4. Put yourself in their shoes. Take a long moment and imagine what they’re feeling. Try to think of a scenario where you have experienced something similar. Sometimes we can’t put ourselves in someone else’s shoes because of gender, racial, religious, or socio-economic differences. That’s okay, but…
5. If you can’t put yourself in their shoes, admit it. This one is easy. Try this. “I can’t relate, but ______ must feel awful. I am so sorry.”
6. Tell them you’ve listened, and then show them you did by asking questions. Ask questions before you give advice (if you even need to do this at all). Validate the other person’s feelings before you share your own.
7. Hug, hold hands, sit in silence, or cry. Do this together. Look at the other person and mirror their response. Are they sad? Be sad with them. Are they angry? Voice that you are angry that something has made them angry. *Please note that I did not say you needed to be angry for the same reasons. You may disagree with this person’s anger, but be human and be gracious and acknowledge their anger and the fact that you wish they didn’t have to be that way.
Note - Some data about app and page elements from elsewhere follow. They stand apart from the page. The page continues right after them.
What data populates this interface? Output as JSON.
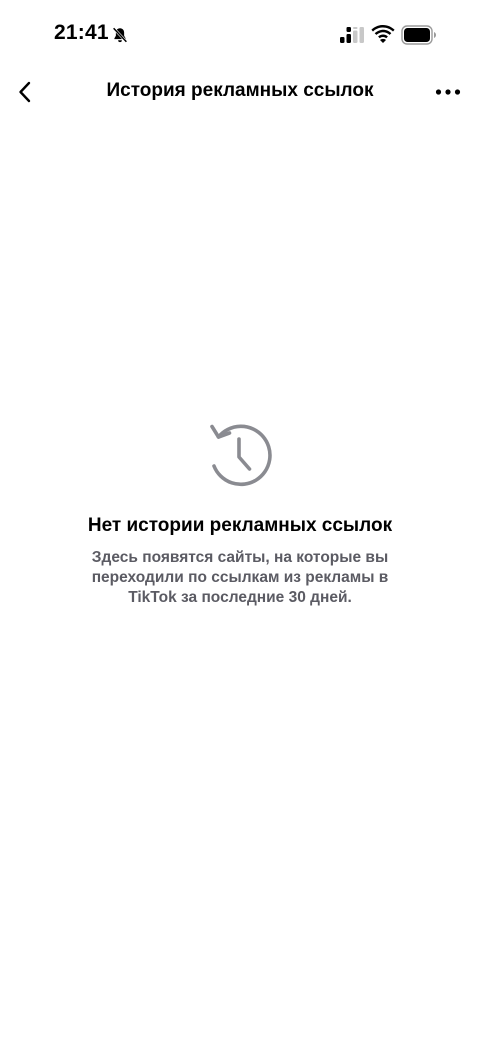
{
  "status_bar": {
    "time": "21:41",
    "icons": [
      "bell-off-icon",
      "signal-icon",
      "wifi-icon",
      "battery-icon"
    ]
  },
  "nav": {
    "title": "История рекламных ссылок",
    "back_icon": "chevron-left-icon",
    "more_icon": "more-horizontal-icon"
  },
  "empty_state": {
    "icon": "history-icon",
    "title": "Нет истории рекламных ссылок",
    "description": "Здесь появятся сайты, на которые вы переходили по ссылкам из рекламы в TikTok за последние 30 дней."
  },
  "colors": {
    "background": "#ffffff",
    "text_primary": "#000000",
    "text_secondary": "#5b5b63",
    "icon_gray": "#8a8b91"
  }
}
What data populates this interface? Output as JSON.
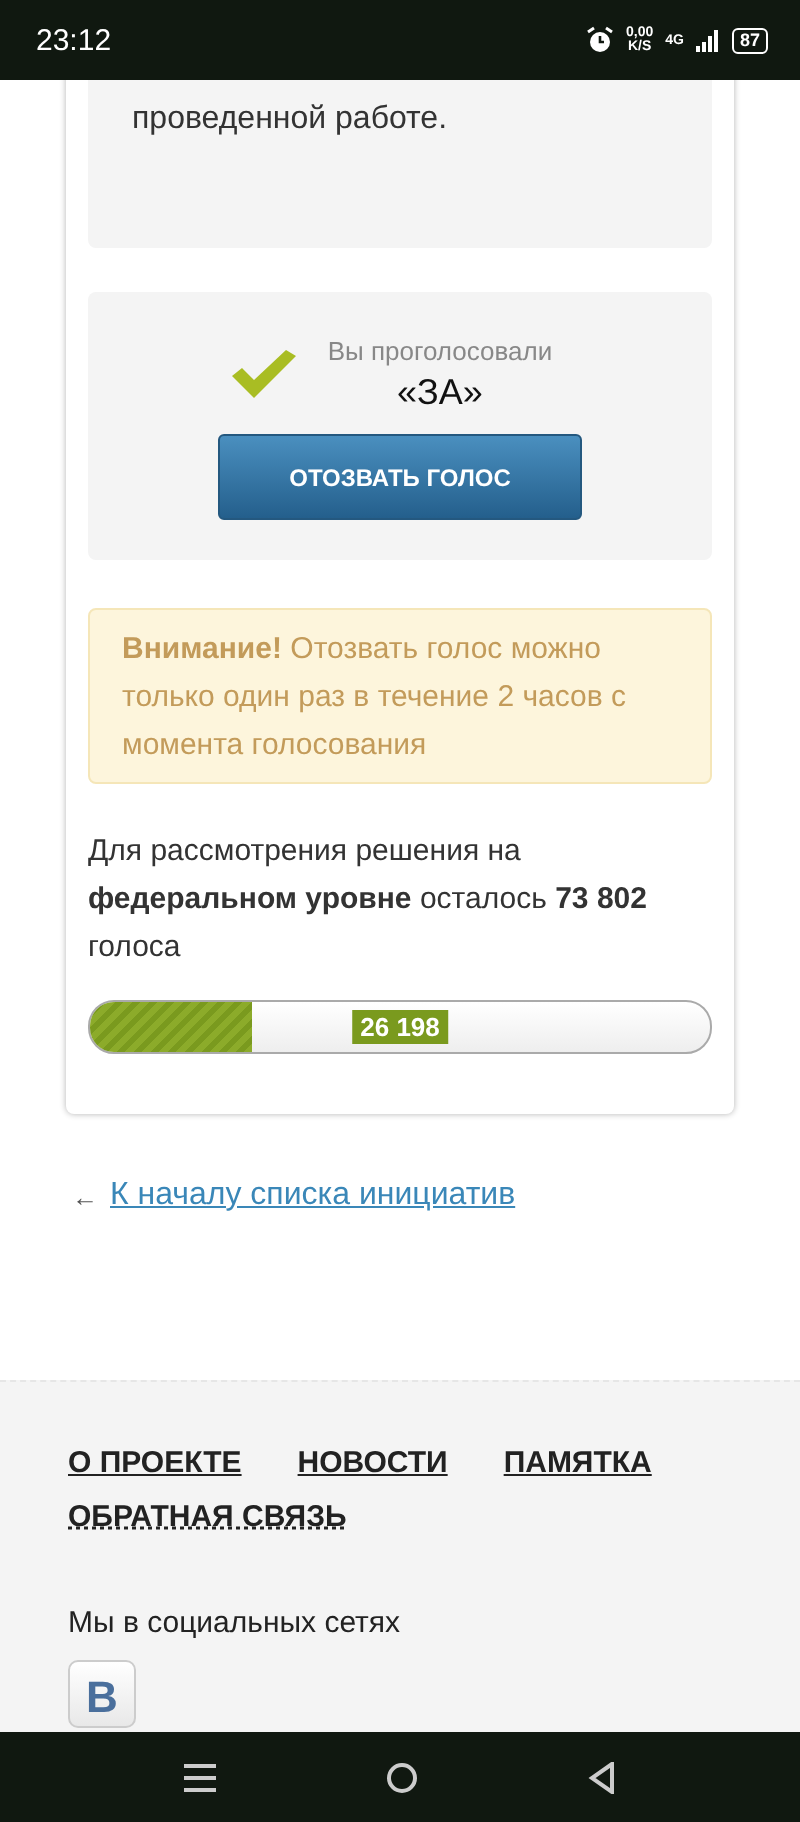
{
  "status_bar": {
    "time": "23:12",
    "speed_value": "0,00",
    "speed_unit": "K/S",
    "network": "4G",
    "battery": "87"
  },
  "description": {
    "lines": [
      "проведенной работе."
    ]
  },
  "vote": {
    "caption": "Вы проголосовали",
    "choice": "«ЗА»",
    "button": "ОТОЗВАТЬ ГОЛОС"
  },
  "warning": "**Внимание!** Отозвать голос можно только один раз в течение 2 часов с момента голосования",
  "remaining": "Для рассмотрения решения на **федеральном уровне** осталось **73 802** голоса",
  "progress": {
    "level": 0.262,
    "label": "26 198"
  },
  "back_link": {
    "arrow": "←",
    "label": "К началу списка инициатив"
  },
  "footer": {
    "links": [
      {
        "label": "О ПРОЕКТЕ",
        "kind": "solid"
      },
      {
        "label": "НОВОСТИ",
        "kind": "solid"
      },
      {
        "label": "ПАМЯТКА",
        "kind": "solid"
      },
      {
        "label": "ОБРАТНАЯ СВЯЗЬ",
        "kind": "dotted"
      }
    ],
    "social_title": "Мы в социальных сетях",
    "social_button": "В"
  }
}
A virtual hug is harder to give, but words of affirmation and solidarity should do the trick.
No, there’s no #8. Don’t put your two cents in right now. There may come a day when you have built trust, validated the other’s feelings, and proved that you are there for the long haul. Then, if there is truth to share that needs to be shared, speak it in love, with grace, and with much thought and prayer.
As believers, we are called to speak Truth and share the love of Christ with those around us. We are called to be like Jesus. When I think about Jesus, one of my favorite places to picture Him is at the dinner table – dining with sinners, tax collectors, and disciples alike. All are seated together at the table as equals. At His feet, a prostitute pours out her heart and her life with a bottle of expensive perfume.
The next time you’re at dinner giving a lecture, let me know so I don’t show up. Breaking bread and passing wine encourages listening, laughing, commiserating, and empathy. Togetherness. Let’s make an effort to view our online and personal encounters with hard conversations like we are seated at a dinner table.
You pass me the bread and I’ll listen to your longest sadness and your greatest joy. I won’t look at you with disgust or disbelief, I’ll just pass you the wine and toast that we’re sharing a meal as friends. When your tears have dried and your anger has waned, I will share my heart with you like you’ve shared yours, and we will break bread, sip wine, and grow. Together.
And no matter what’s been said or how it’s been said, I’ll invite you back, because I want to be like Jesus.
Sarah Elizabeth Finch is a wife to Jake, mother of two children under two, and a storyteller at heart. Outside the home she works contract as a medical Speech-Language Pathologist and volunteers with Student Ministries at her church, discipling a small group of girls from sixth grade through high school. She is passionate about uncovering beautiful stories in seemingly mundane moments. Some of her life-long goals include getting an MFA, running a marathon, writing a book, and seeing her children know Jesus. Connect with her on on her website, or on Facebook, Twitter and Instagram.